Yet though he grieved, even this surrender was not complete—not so complete that it drowned out all else. A sharp crack, like a scream beside the whisper of his tears, ordered him back to this world for one final reckoning. He looked up obediently to see that the weight of the body full upon the sword digging into a wound already nine swords deep had cracked the tree from roots to zenith. As he watched, the tree uttered a second snap and split in half.
It was the last thing he saw before pain blinded him. He felt ten swords bury their blades in his back—ten spokes in a wheel, ten swords in his spine, the cumulation of strength, the circle unbroken, the traitor betrayed.
Smiling, he fell upon his face.
There is sorrow in the person's life. This pain may be associated with the realization that his motivations and ideas are neither correct nor creatively powerful in a positive sense. Self-pity and doubt are causing the person to become disassociated with the people with whom he felt the most intimate. Betrayal and mistrust often accompany the situation...
If we have associated who we are with what and how we think, the results are totally devastating. The Ten of Swords provides the opportunity for a person to disidentify with the mind as the highest aspect of who we are, in order to search for a deeper meaning in life. It is only the lower self of the personality that is devastated; the Soul stands free and ready to be contacted. In this respect, any type of failure can become a catalyst for growth if the person is willing to face his weaknesses and change them.
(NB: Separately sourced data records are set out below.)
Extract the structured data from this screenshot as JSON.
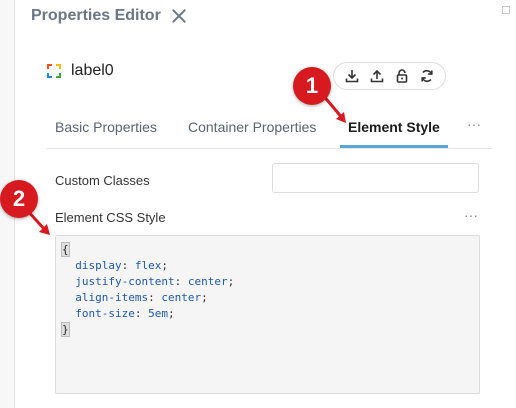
{
  "panel": {
    "title": "Properties Editor",
    "close_icon": "close-icon"
  },
  "component": {
    "name": "label0",
    "icon": "component-icon",
    "actions": [
      "download-icon",
      "upload-icon",
      "unlock-icon",
      "sync-icon"
    ]
  },
  "tabs": [
    {
      "label": "Basic Properties",
      "active": false
    },
    {
      "label": "Container Properties",
      "active": false
    },
    {
      "label": "Element Style",
      "active": true
    }
  ],
  "tabs_more": "···",
  "fields": {
    "custom_classes_label": "Custom Classes",
    "custom_classes_value": "",
    "css_style_label": "Element CSS Style",
    "css_more": "···"
  },
  "css_code": [
    {
      "type": "brace",
      "text": "{"
    },
    {
      "type": "decl",
      "prop": "display",
      "value": "flex"
    },
    {
      "type": "decl",
      "prop": "justify-content",
      "value": "center"
    },
    {
      "type": "decl",
      "prop": "align-items",
      "value": "center"
    },
    {
      "type": "decl",
      "prop": "font-size",
      "value": "5em"
    },
    {
      "type": "brace",
      "text": "}"
    }
  ],
  "annotations": [
    {
      "number": "1"
    },
    {
      "number": "2"
    }
  ],
  "colors": {
    "accent": "#5aa7d6",
    "badge": "#d71920"
  }
}
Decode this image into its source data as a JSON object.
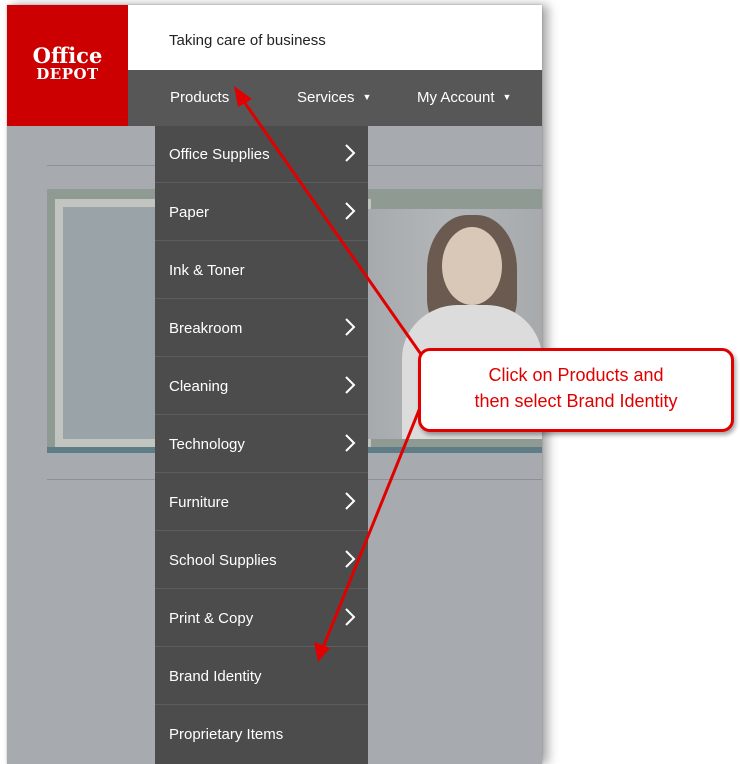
{
  "header": {
    "logo": {
      "line1": "Office",
      "line2": "DEPOT",
      "color": "#cc0000"
    },
    "tagline": "Taking care of business"
  },
  "nav": {
    "items": [
      {
        "label": "Products"
      },
      {
        "label": "Services"
      },
      {
        "label": "My Account"
      }
    ],
    "caret_icon": "caret-down-icon",
    "color": "#575757"
  },
  "products_menu": {
    "items": [
      {
        "label": "Office Supplies",
        "has_submenu": true
      },
      {
        "label": "Paper",
        "has_submenu": true
      },
      {
        "label": "Ink & Toner",
        "has_submenu": false
      },
      {
        "label": "Breakroom",
        "has_submenu": true
      },
      {
        "label": "Cleaning",
        "has_submenu": true
      },
      {
        "label": "Technology",
        "has_submenu": true
      },
      {
        "label": "Furniture",
        "has_submenu": true
      },
      {
        "label": "School Supplies",
        "has_submenu": true
      },
      {
        "label": "Print & Copy",
        "has_submenu": true
      },
      {
        "label": "Brand Identity",
        "has_submenu": false
      },
      {
        "label": "Proprietary Items",
        "has_submenu": false
      }
    ],
    "chevron_icon": "chevron-right-icon",
    "color": "#4c4c4c"
  },
  "callout": {
    "line1": "Click on Products and",
    "line2": "then select Brand Identity",
    "color": "#e00000"
  }
}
This is a work of fan fiction, written because the author has an abiding love for the works of J R R Tolkien. The characters, settings, places, and languages used in this work are the property of the Tolkien Estate, Tolkien Enterprises, and possibly New Line Cinema, except for certain original characters who belong to the author of the said work. The author will not receive any money or other remuneration for presenting the work on this archive site. The work is the intellectual property of the author, is available solely for the enjoyment of Henneth Annûn Story Archive readers, and may not be copied or redistributed by any means without the explicit written consent of the author.